The Year 10 media class issue is solved. You have the fast response of  a local filestore while still maintaining the advantages of cloud storage.

Lets run through a few of the other advantages you get with Azure File Sync.

If implemented properly the local server is reduced to the status of a cache appliance. By only holding copies of active files it can host a multi TB share while only having a 800 GB data drive and none of the local data requires backing up. Azure File Sync come with a useful facility that will enable fast recovery of the file system onto only any suitable hardware.  By turning aging file servers into cache appliances their useful life could be significantly extended.

The Azure file store can act as a central repository for a group.  By consolidating local file shares into a central store and then synchronizing data out to edge sites you get the benefits of a local share but without the problems of maintaining an on-site data silo. In this model all backups are done using Azure Backup services (no hardware required) and users have the ability to recovery data directly using the facility built into the Windows UI.

With all this sweetness there has to be a little sour.

There are number of technical limitations that still need ironing out.  The service has a 5TB limit on a single Azure Files storage group but this is expected to be increased to 100TB in the near future.

Azure File Sync uses a simple conflict-resolution strategy as it doesn’t doesn't pretend to be a fully featured collaboration platform. If a file is updated from two server end points at the same time the most recent change will recorded in the original file. The older update will result in a new file with the  name of the source server and a conflict number appended to the original file name. It’s up to the user to manually incorporate the changes if required.

However the biggest hurdle to general adoption within education might be the question “How much does it cost”?

Subscription charges based on usage apply to the central store and prices vary between each Azure region.
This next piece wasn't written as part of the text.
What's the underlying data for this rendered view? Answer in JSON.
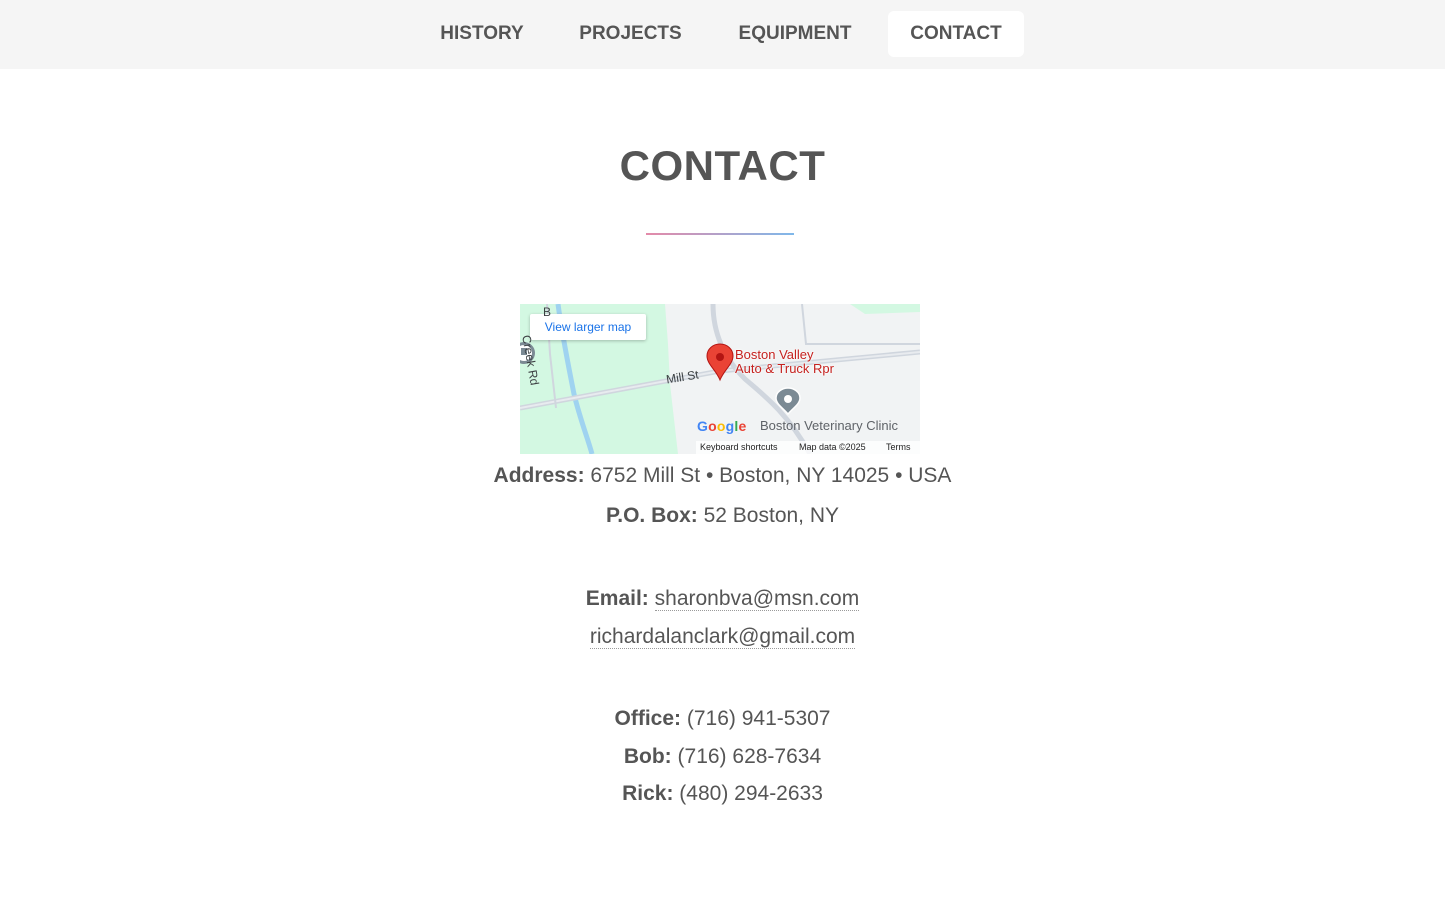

At the time of writing a  1TB store using Local Redundancy in Europe West will cost around £46/month  (£553 pa). Standard data egress and transaction rates apply to the central store and any additional capacity and transactions used on the share snapshots. There’s also a cost to implement Azure File Sync which amounts to £5.50/month (£66 pa) per server end-point and a charge for any additional Azure backup services you may choose to employ.

So the answer to the question is;  for a 1TB store AFS will cost upwards of £553 pa but the actual cost will depend on a whole bunch of factors which you can’t estimate until you start using it.
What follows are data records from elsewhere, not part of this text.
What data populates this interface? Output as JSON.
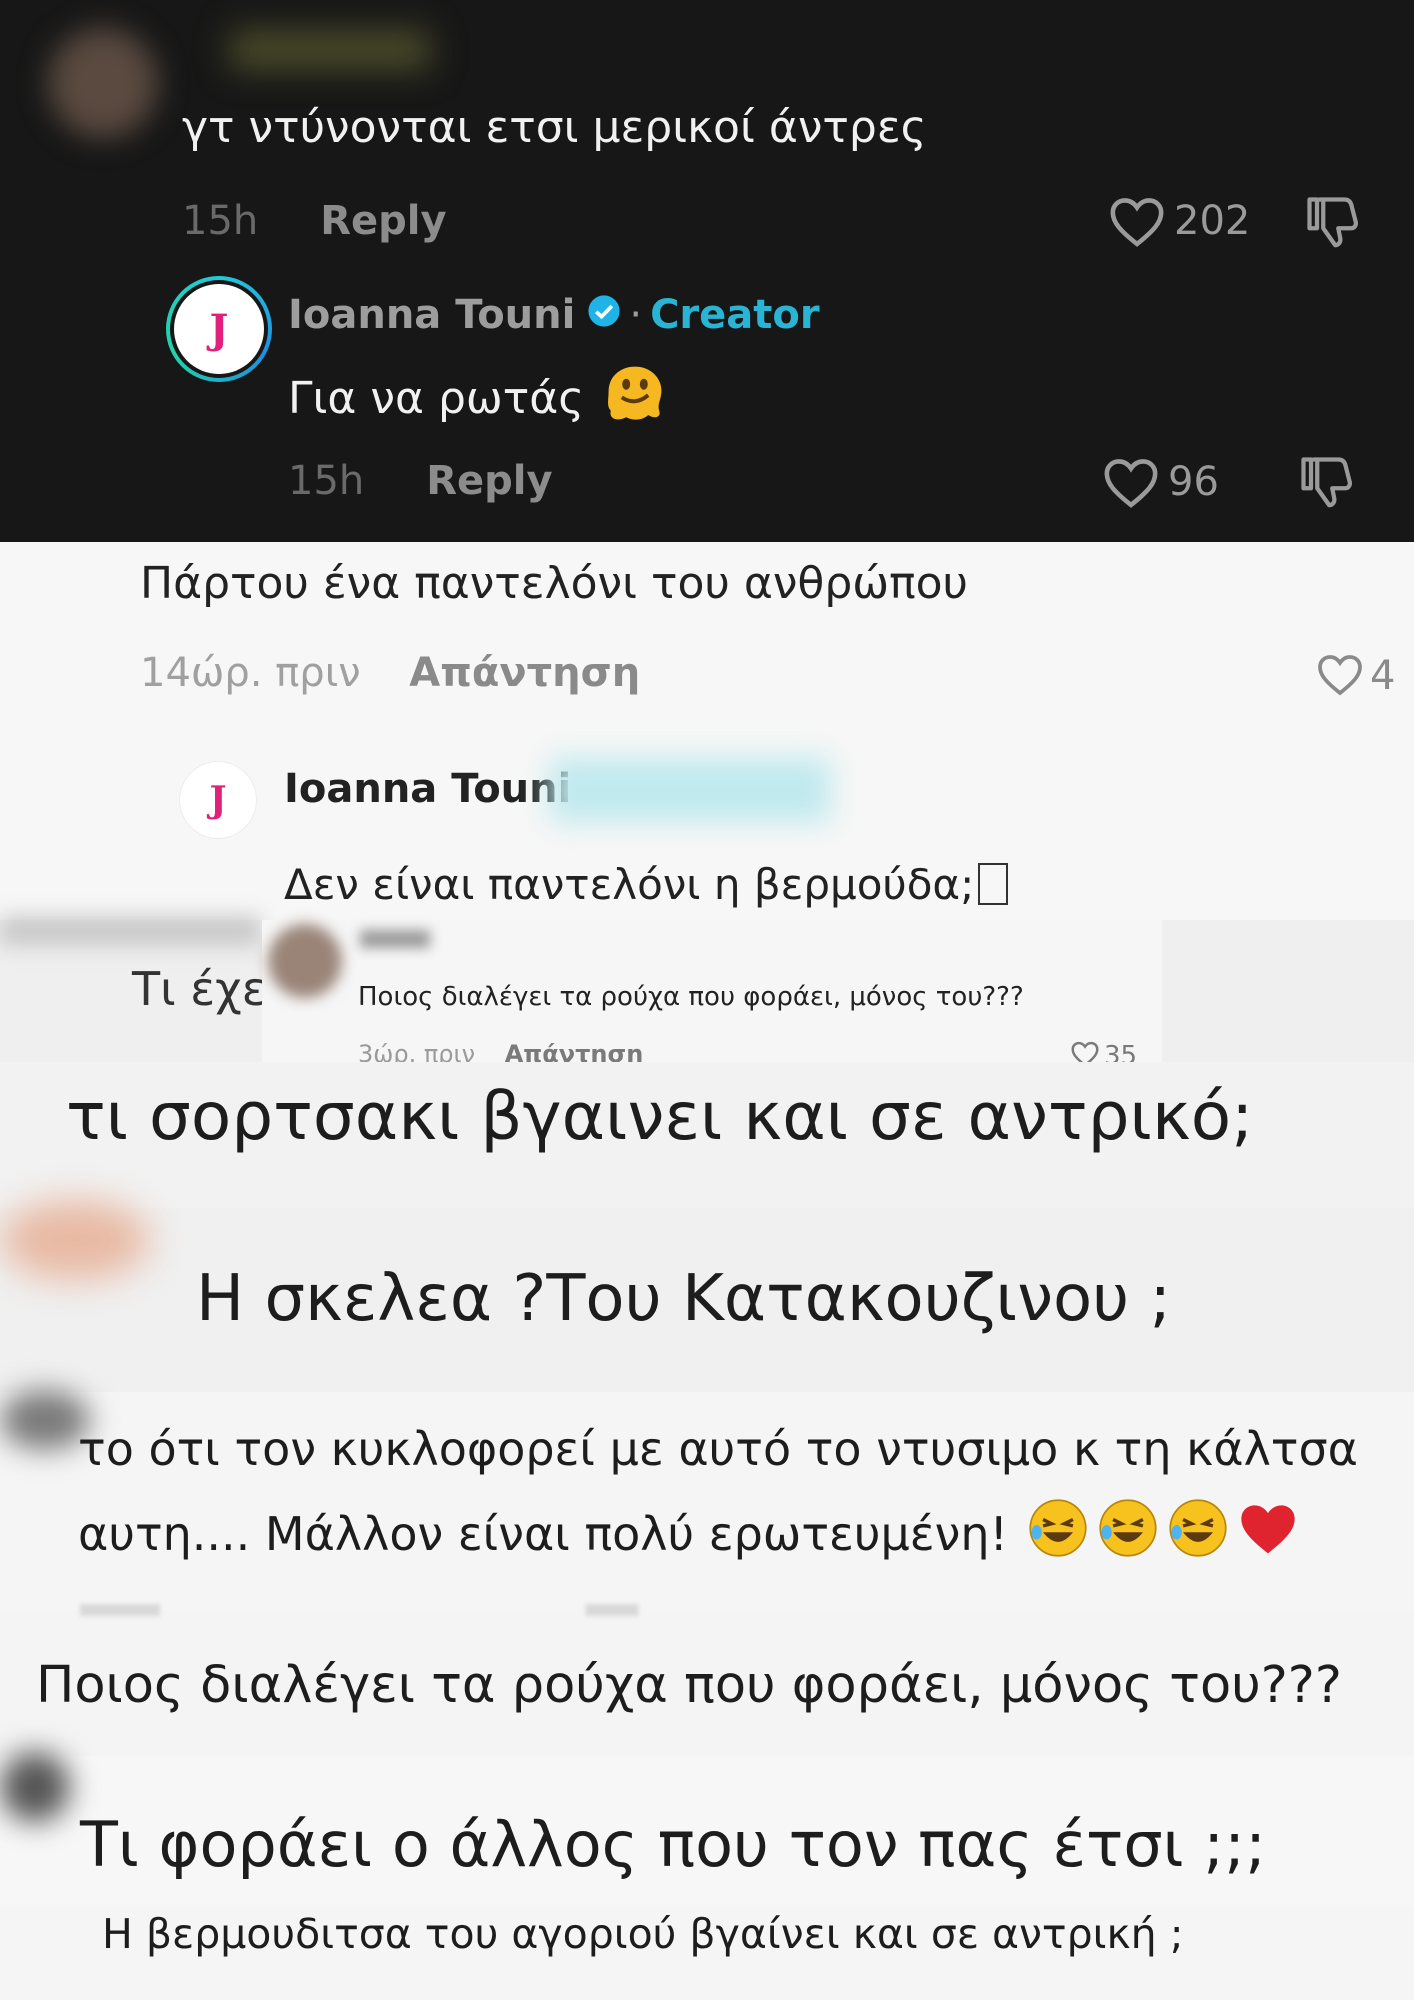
{
  "dark_panel": {
    "comment1": {
      "text": "γτ ντύνονται ετσι μερικοί άντρες",
      "time": "15h",
      "reply_label": "Reply",
      "likes": "202"
    },
    "reply1": {
      "avatar_letter": "J",
      "author": "Ioanna Touni",
      "separator": "·",
      "creator_tag": "Creator",
      "text": "Για να ρωτάς",
      "time": "15h",
      "reply_label": "Reply",
      "likes": "96"
    }
  },
  "light_panel": {
    "comment": {
      "text": "Πάρτου ένα παντελόνι του ανθρώπου",
      "time": "14ώρ. πριν",
      "reply_label": "Απάντηση",
      "likes": "4"
    },
    "reply": {
      "avatar_letter": "J",
      "author": "Ioanna Touni",
      "text": "Δεν είναι παντελόνι η βερμούδα;"
    },
    "partial_comment": "Τι έχε",
    "overlay_comment": {
      "text": "Ποιος διαλέγει τα ρούχα που φοράει, μόνος του???",
      "time": "3ώρ. πριν",
      "reply_label": "Απάντηση",
      "likes": "35"
    }
  },
  "strips": [
    {
      "text": "τι σορτσακι βγαινει και σε αντρικό;"
    },
    {
      "text": "Η σκελεα ?Του Κατακουζινου ;"
    },
    {
      "line1": "το ότι τον κυκλοφορεί με αυτό το ντυσιμο κ τη κάλτσα",
      "line2": "αυτη.... Μάλλον είναι πολύ ερωτευμένη!"
    },
    {
      "text": "Ποιος διαλέγει τα ρούχα που φοράει, μόνος του???"
    },
    {
      "text": "Τι φοράει ο άλλος που τον πας έτσι ;;;"
    },
    {
      "text": "Η βερμουδιτσα του αγοριού βγαίνει και σε αντρική ;"
    }
  ],
  "colors": {
    "dark_bg": "#171717",
    "light_bg": "#f4f4f4",
    "creator_blue": "#2ab4d4",
    "avatar_pink": "#e0207a"
  },
  "icons": [
    "heart-icon",
    "dislike-icon",
    "verified-badge-icon",
    "melting-face-emoji",
    "laughing-emoji",
    "red-heart-emoji"
  ]
}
Let’s assume the cost is £700 pa. I think that’s a pretty good deal for a fully managed distributed file system but the problem is:  £700 pa compared with what?

How many schools understand the cost of storing data locally? To the casual observer it might even appear free. After all both solutions still require local hardware and Microsoft’s generous EDU licencing agreements makes standing up another file server a cheap option.  So the argument could be raised: why put your data in the the cloud and then commit to an open ended charging scheme just to access it ?

From a personal point of view I can think of a dozen technical reasons why it would be a good idea to implement AFS but they could all be overridden by fears and concerns over pricing and lock in.  Microsoft response to all this is simple, reduce the subsidy that education receives for local licencing until Azure looks like an attractive option. It’s a long term strategy that will win out in the end.

In the short term it would be useful if education could find a way to place a real cost on local data storage, particularly in the brave new world GDPR, so they can properly evaluate SaaS offerings such as Azure File Sync. If not they could be missing out on a good deal.